▶ _What to work on_
Copy the records below in full and leave every image out of the copy.

-------- Supplied records

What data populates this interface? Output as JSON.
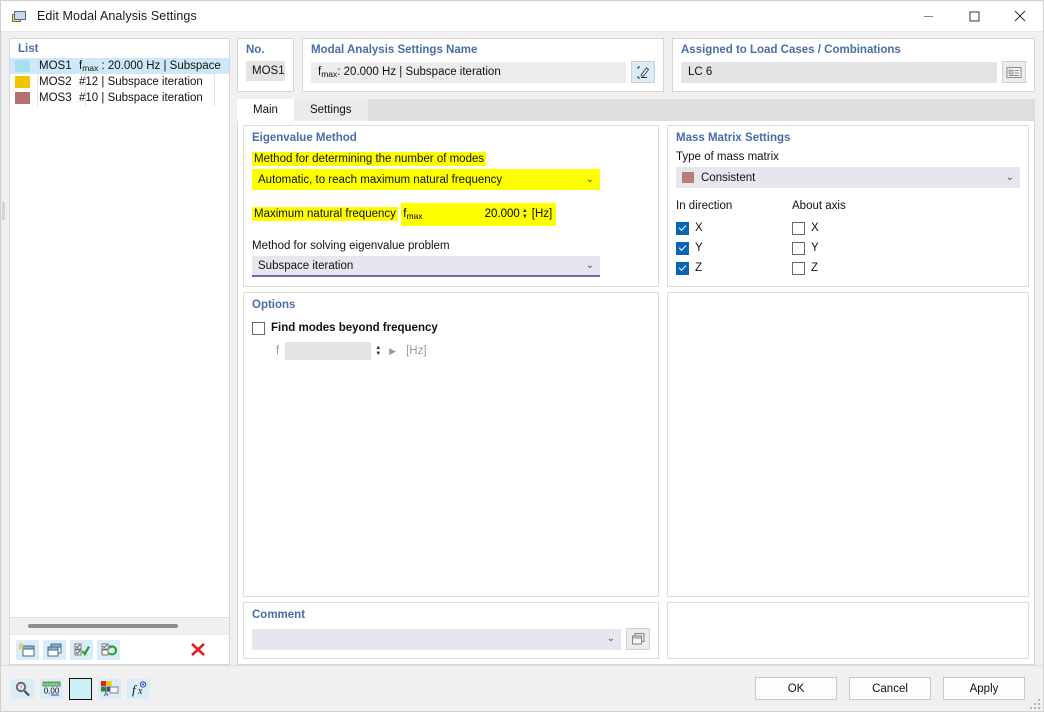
{
  "window": {
    "title": "Edit Modal Analysis Settings",
    "icon": "modal-analysis-icon",
    "minimize": "–",
    "maximize": "□",
    "close": "✕"
  },
  "list_panel": {
    "header": "List",
    "rows": [
      {
        "swatch": "#a6dff2",
        "name": "MOS1",
        "desc_pre": "f",
        "desc_sub": "max",
        "desc": " : 20.000 Hz | Subspace",
        "selected": true
      },
      {
        "swatch": "#f5c400",
        "name": "MOS2",
        "desc_pre": "",
        "desc_sub": "",
        "desc": "#12 | Subspace iteration",
        "selected": false
      },
      {
        "swatch": "#b5706e",
        "name": "MOS3",
        "desc_pre": "",
        "desc_sub": "",
        "desc": "#10 | Subspace iteration",
        "selected": false
      }
    ],
    "toolbar": [
      {
        "name": "new-item-button",
        "glyph": "new"
      },
      {
        "name": "copy-item-button",
        "glyph": "copy"
      },
      {
        "name": "select-all-button",
        "glyph": "check"
      },
      {
        "name": "invert-selection-button",
        "glyph": "invert"
      },
      {
        "name": "delete-item-button",
        "glyph": "delete"
      }
    ]
  },
  "no_panel": {
    "title": "No.",
    "value": "MOS1"
  },
  "name_panel": {
    "title": "Modal Analysis Settings Name",
    "value_pre": "f",
    "value_sub": "max",
    "value": " : 20.000 Hz | Subspace iteration",
    "edit_button": "edit-name-icon"
  },
  "assigned_panel": {
    "title": "Assigned to Load Cases / Combinations",
    "value": "LC 6",
    "picker_button": "load-case-picker-icon"
  },
  "tabs": [
    {
      "label": "Main",
      "active": true
    },
    {
      "label": "Settings",
      "active": false
    }
  ],
  "eigenvalue": {
    "title": "Eigenvalue Method",
    "method_modes_label": "Method for determining the number of modes",
    "method_modes_value": "Automatic, to reach maximum natural frequency",
    "max_freq_label": "Maximum natural frequency",
    "fmax_symbol_pre": "f",
    "fmax_symbol_sub": "max",
    "fmax_value": "20.000",
    "fmax_unit": "[Hz]",
    "solve_label": "Method for solving eigenvalue problem",
    "solve_value": "Subspace iteration"
  },
  "mass_matrix": {
    "title": "Mass Matrix Settings",
    "type_label": "Type of mass matrix",
    "type_value": "Consistent",
    "type_swatch": "#bd7a78",
    "in_direction_label": "In direction",
    "about_axis_label": "About axis",
    "in_direction": [
      {
        "label": "X",
        "checked": true
      },
      {
        "label": "Y",
        "checked": true
      },
      {
        "label": "Z",
        "checked": true
      }
    ],
    "about_axis": [
      {
        "label": "X",
        "checked": false
      },
      {
        "label": "Y",
        "checked": false
      },
      {
        "label": "Z",
        "checked": false
      }
    ]
  },
  "options": {
    "title": "Options",
    "find_modes_label": "Find modes beyond frequency",
    "find_modes_checked": false,
    "f_label": "f",
    "f_value": "",
    "f_unit": "[Hz]"
  },
  "comment": {
    "title": "Comment",
    "value": "",
    "button": "comment-library-icon"
  },
  "footer": {
    "tools": [
      {
        "name": "search-tool-button",
        "glyph": "magnifier"
      },
      {
        "name": "units-tool-button",
        "glyph": "units"
      },
      {
        "name": "color-tool-button",
        "glyph": "color"
      },
      {
        "name": "display-properties-button",
        "glyph": "display"
      },
      {
        "name": "formula-tool-button",
        "glyph": "formula"
      }
    ],
    "ok": "OK",
    "cancel": "Cancel",
    "apply": "Apply"
  },
  "colors": {
    "accent": "#4a6da7",
    "highlight": "#ffff00",
    "selection": "#cde8f7",
    "checkbox": "#0a64b4"
  }
}
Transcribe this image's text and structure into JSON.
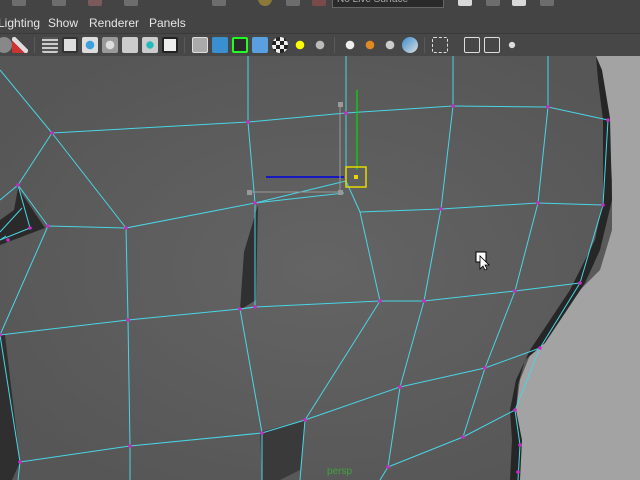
{
  "menu": {
    "items": [
      {
        "label": "Lighting"
      },
      {
        "label": "Show"
      },
      {
        "label": "Renderer"
      },
      {
        "label": "Panels"
      }
    ]
  },
  "status_line": {
    "live_surface": "No Live Surface"
  },
  "viewport": {
    "camera": "persp"
  },
  "colors": {
    "mesh_face": "#5d5d5d",
    "wire": "#49d5e6",
    "vertex": "#c42cc4",
    "manipulator": "#e6d800",
    "background": "#a0a0a0"
  }
}
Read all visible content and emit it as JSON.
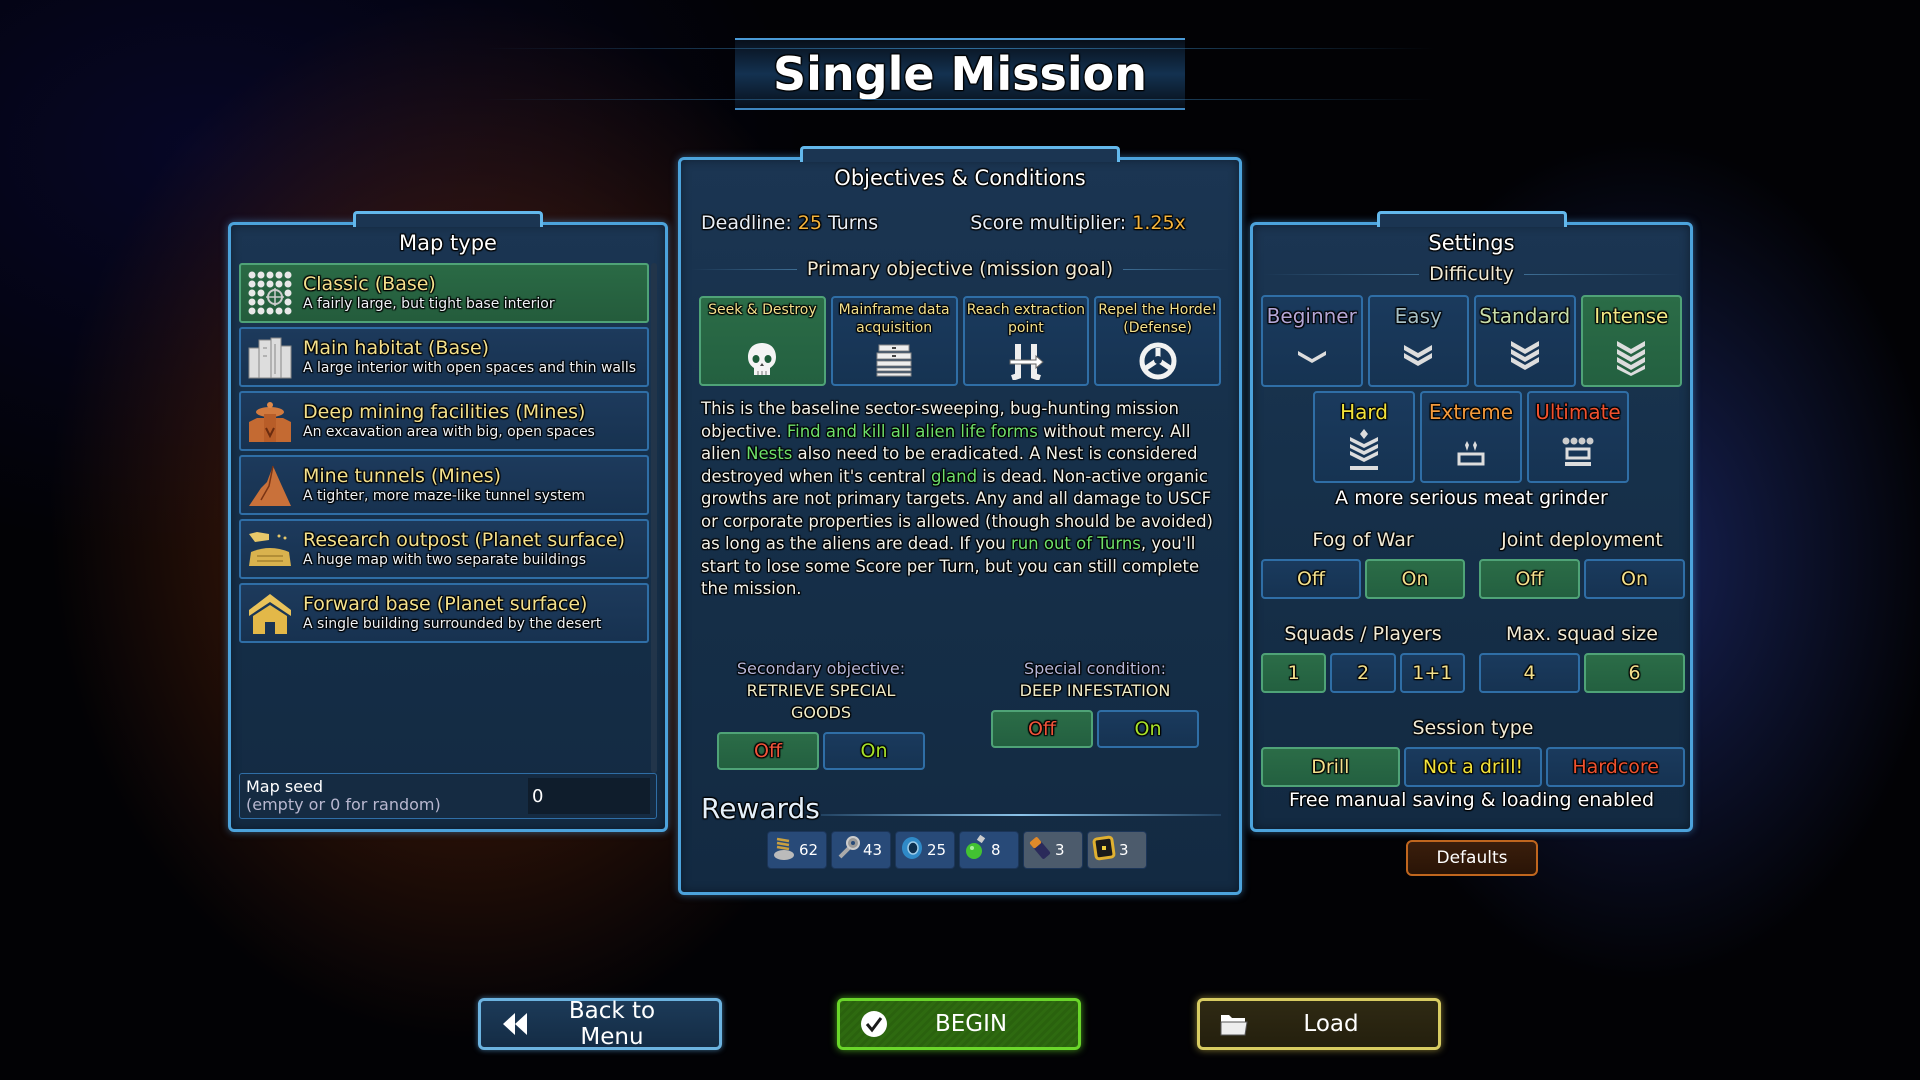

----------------

▶ _Task result_
What data populates this interface? Output as JSON.
{
  "window": {
    "title": "Edit Modal Analysis Settings",
    "icon": "modal-analysis-icon",
    "minimize": "–",
    "maximize": "□",
    "close": "✕"
  },
  "list_panel": {
    "header": "List",
    "rows": [
      {
        "swatch": "#a6dff2",
        "name": "MOS1",
        "desc_pre": "f",
        "desc_sub": "max",
        "desc": " : 20.000 Hz | Subspace",
        "selected": true
      },
      {
        "swatch": "#f5c400",
        "name": "MOS2",
        "desc_pre": "",
        "desc_sub": "",
        "desc": "#12 | Subspace iteration",
        "selected": false
      },
      {
        "swatch": "#b5706e",
        "name": "MOS3",
        "desc_pre": "",
        "desc_sub": "",
        "desc": "#10 | Subspace iteration",
        "selected": false
      }
    ],
    "toolbar": [
      {
        "name": "new-item-button",
        "glyph": "new"
      },
      {
        "name": "copy-item-button",
        "glyph": "copy"
      },
      {
        "name": "select-all-button",
        "glyph": "check"
      },
      {
        "name": "invert-selection-button",
        "glyph": "invert"
      },
      {
        "name": "delete-item-button",
        "glyph": "delete"
      }
    ]
  },
  "no_panel": {
    "title": "No.",
    "value": "MOS1"
  },
  "name_panel": {
    "title": "Modal Analysis Settings Name",
    "value_pre": "f",
    "value_sub": "max",
    "value": " : 20.000 Hz | Subspace iteration",
    "edit_button": "edit-name-icon"
  },
  "assigned_panel": {
    "title": "Assigned to Load Cases / Combinations",
    "value": "LC 6",
    "picker_button": "load-case-picker-icon"
  },
  "tabs": [
    {
      "label": "Main",
      "active": true
    },
    {
      "label": "Settings",
      "active": false
    }
  ],
  "eigenvalue": {
    "title": "Eigenvalue Method",
    "method_modes_label": "Method for determining the number of modes",
    "method_modes_value": "Automatic, to reach maximum natural frequency",
    "max_freq_label": "Maximum natural frequency",
    "fmax_symbol_pre": "f",
    "fmax_symbol_sub": "max",
    "fmax_value": "20.000",
    "fmax_unit": "[Hz]",
    "solve_label": "Method for solving eigenvalue problem",
    "solve_value": "Subspace iteration"
  },
  "mass_matrix": {
    "title": "Mass Matrix Settings",
    "type_label": "Type of mass matrix",
    "type_value": "Consistent",
    "type_swatch": "#bd7a78",
    "in_direction_label": "In direction",
    "about_axis_label": "About axis",
    "in_direction": [
      {
        "label": "X",
        "checked": true
      },
      {
        "label": "Y",
        "checked": true
      },
      {
        "label": "Z",
        "checked": true
      }
    ],
    "about_axis": [
      {
        "label": "X",
        "checked": false
      },
      {
        "label": "Y",
        "checked": false
      },
      {
        "label": "Z",
        "checked": false
      }
    ]
  },
  "options": {
    "title": "Options",
    "find_modes_label": "Find modes beyond frequency",
    "find_modes_checked": false,
    "f_label": "f",
    "f_value": "",
    "f_unit": "[Hz]"
  },
  "comment": {
    "title": "Comment",
    "value": "",
    "button": "comment-library-icon"
  },
  "footer": {
    "tools": [
      {
        "name": "search-tool-button",
        "glyph": "magnifier"
      },
      {
        "name": "units-tool-button",
        "glyph": "units"
      },
      {
        "name": "color-tool-button",
        "glyph": "color"
      },
      {
        "name": "display-properties-button",
        "glyph": "display"
      },
      {
        "name": "formula-tool-button",
        "glyph": "formula"
      }
    ],
    "ok": "OK",
    "cancel": "Cancel",
    "apply": "Apply"
  },
  "colors": {
    "accent": "#4a6da7",
    "highlight": "#ffff00",
    "selection": "#cde8f7",
    "checkbox": "#0a64b4"
  }
}
Transcribe this image's text and structure into JSON.
{
  "menu": {
    "items": [
      {
        "label": "Lighting"
      },
      {
        "label": "Show"
      },
      {
        "label": "Renderer"
      },
      {
        "label": "Panels"
      }
    ]
  },
  "status_line": {
    "live_surface": "No Live Surface"
  },
  "viewport": {
    "camera": "persp"
  },
  "colors": {
    "mesh_face": "#5d5d5d",
    "wire": "#49d5e6",
    "vertex": "#c42cc4",
    "manipulator": "#e6d800",
    "background": "#a0a0a0"
  }
}
Read all visible content and emit it as JSON.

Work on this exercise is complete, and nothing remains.